[Provided material Boundary: Start]

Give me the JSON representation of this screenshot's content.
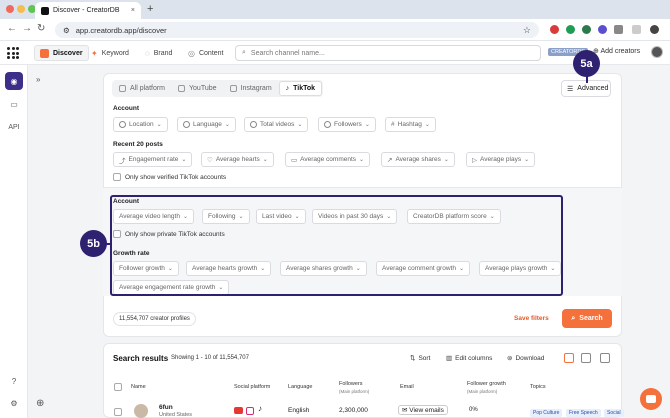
{
  "browser": {
    "tab_title": "Discover - CreatorDB",
    "url": "app.creatordb.app/discover"
  },
  "header": {
    "nav": [
      {
        "label": "Discover",
        "icon": "discover-icon",
        "active": true
      },
      {
        "label": "Keyword",
        "icon": "keyword-icon",
        "active": false
      },
      {
        "label": "Brand",
        "icon": "brand-icon",
        "active": false
      },
      {
        "label": "Content",
        "icon": "content-icon",
        "active": false
      }
    ],
    "search_placeholder": "Search channel name...",
    "badge": "CREATORDB",
    "add_creators": "Add creators"
  },
  "sidebar": {
    "api_label": "API"
  },
  "filters": {
    "platform_tabs": [
      {
        "label": "All platform",
        "active": false
      },
      {
        "label": "YouTube",
        "active": false
      },
      {
        "label": "Instagram",
        "active": false
      },
      {
        "label": "TikTok",
        "active": true
      }
    ],
    "advanced_label": "Advanced",
    "account_label": "Account",
    "account_chips": [
      "Location",
      "Language",
      "Total videos",
      "Followers",
      "Hashtag"
    ],
    "recent_label": "Recent 20 posts",
    "recent_chips": [
      "Engagement rate",
      "Average hearts",
      "Average comments",
      "Average shares",
      "Average plays"
    ],
    "verified_label": "Only show verified TikTok accounts"
  },
  "advanced": {
    "account_label": "Account",
    "account_chips": [
      "Average video length",
      "Following",
      "Last video",
      "Videos in past 30 days",
      "CreatorDB platform score"
    ],
    "private_label": "Only show private TikTok accounts",
    "growth_label": "Growth rate",
    "growth_chips": [
      "Follower growth",
      "Average hearts growth",
      "Average shares growth",
      "Average comment growth",
      "Average plays growth",
      "Average engagement rate growth"
    ]
  },
  "callouts": {
    "a": "5a",
    "b": "5b"
  },
  "footer": {
    "profiles": "11,554,707 creator profiles",
    "save_filters": "Save filters",
    "search": "Search"
  },
  "results": {
    "title": "Search results",
    "subtitle": "Showing 1 - 10 of 11,554,707",
    "sort": "Sort",
    "edit_columns": "Edit columns",
    "download": "Download",
    "columns": {
      "name": "Name",
      "social": "Social platform",
      "language": "Language",
      "followers": "Followers",
      "followers_sub": "(Main platform)",
      "email": "Email",
      "growth": "Follower growth",
      "growth_sub": "(Main platform)",
      "topics": "Topics"
    },
    "row": {
      "name": "6fun",
      "name_sub": "United States",
      "language": "English",
      "followers": "2,300,000",
      "email": "View emails",
      "growth": "0%",
      "topics": [
        "Pop Culture",
        "Free Speech",
        "Social"
      ]
    }
  },
  "colors": {
    "accent": "#f4713c",
    "highlight": "#2e2170",
    "active_sidebar": "#3b2f8a"
  }
}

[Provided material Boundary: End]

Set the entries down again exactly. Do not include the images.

Give me the JSON representation of this screenshot's content.
{
  "browser": {
    "tab_title": "Discover - CreatorDB",
    "url": "app.creatordb.app/discover"
  },
  "header": {
    "nav": [
      {
        "label": "Discover",
        "icon": "discover-icon",
        "active": true
      },
      {
        "label": "Keyword",
        "icon": "keyword-icon",
        "active": false
      },
      {
        "label": "Brand",
        "icon": "brand-icon",
        "active": false
      },
      {
        "label": "Content",
        "icon": "content-icon",
        "active": false
      }
    ],
    "search_placeholder": "Search channel name...",
    "badge": "CREATORDB",
    "add_creators": "Add creators"
  },
  "sidebar": {
    "api_label": "API"
  },
  "filters": {
    "platform_tabs": [
      {
        "label": "All platform",
        "active": false
      },
      {
        "label": "YouTube",
        "active": false
      },
      {
        "label": "Instagram",
        "active": false
      },
      {
        "label": "TikTok",
        "active": true
      }
    ],
    "advanced_label": "Advanced",
    "account_label": "Account",
    "account_chips": [
      "Location",
      "Language",
      "Total videos",
      "Followers",
      "Hashtag"
    ],
    "recent_label": "Recent 20 posts",
    "recent_chips": [
      "Engagement rate",
      "Average hearts",
      "Average comments",
      "Average shares",
      "Average plays"
    ],
    "verified_label": "Only show verified TikTok accounts"
  },
  "advanced": {
    "account_label": "Account",
    "account_chips": [
      "Average video length",
      "Following",
      "Last video",
      "Videos in past 30 days",
      "CreatorDB platform score"
    ],
    "private_label": "Only show private TikTok accounts",
    "growth_label": "Growth rate",
    "growth_chips": [
      "Follower growth",
      "Average hearts growth",
      "Average shares growth",
      "Average comment growth",
      "Average plays growth",
      "Average engagement rate growth"
    ]
  },
  "callouts": {
    "a": "5a",
    "b": "5b"
  },
  "footer": {
    "profiles": "11,554,707 creator profiles",
    "save_filters": "Save filters",
    "search": "Search"
  },
  "results": {
    "title": "Search results",
    "subtitle": "Showing 1 - 10 of 11,554,707",
    "sort": "Sort",
    "edit_columns": "Edit columns",
    "download": "Download",
    "columns": {
      "name": "Name",
      "social": "Social platform",
      "language": "Language",
      "followers": "Followers",
      "followers_sub": "(Main platform)",
      "email": "Email",
      "growth": "Follower growth",
      "growth_sub": "(Main platform)",
      "topics": "Topics"
    },
    "row": {
      "name": "6fun",
      "name_sub": "United States",
      "language": "English",
      "followers": "2,300,000",
      "email": "View emails",
      "growth": "0%",
      "topics": [
        "Pop Culture",
        "Free Speech",
        "Social"
      ]
    }
  },
  "colors": {
    "accent": "#f4713c",
    "highlight": "#2e2170",
    "active_sidebar": "#3b2f8a"
  }
}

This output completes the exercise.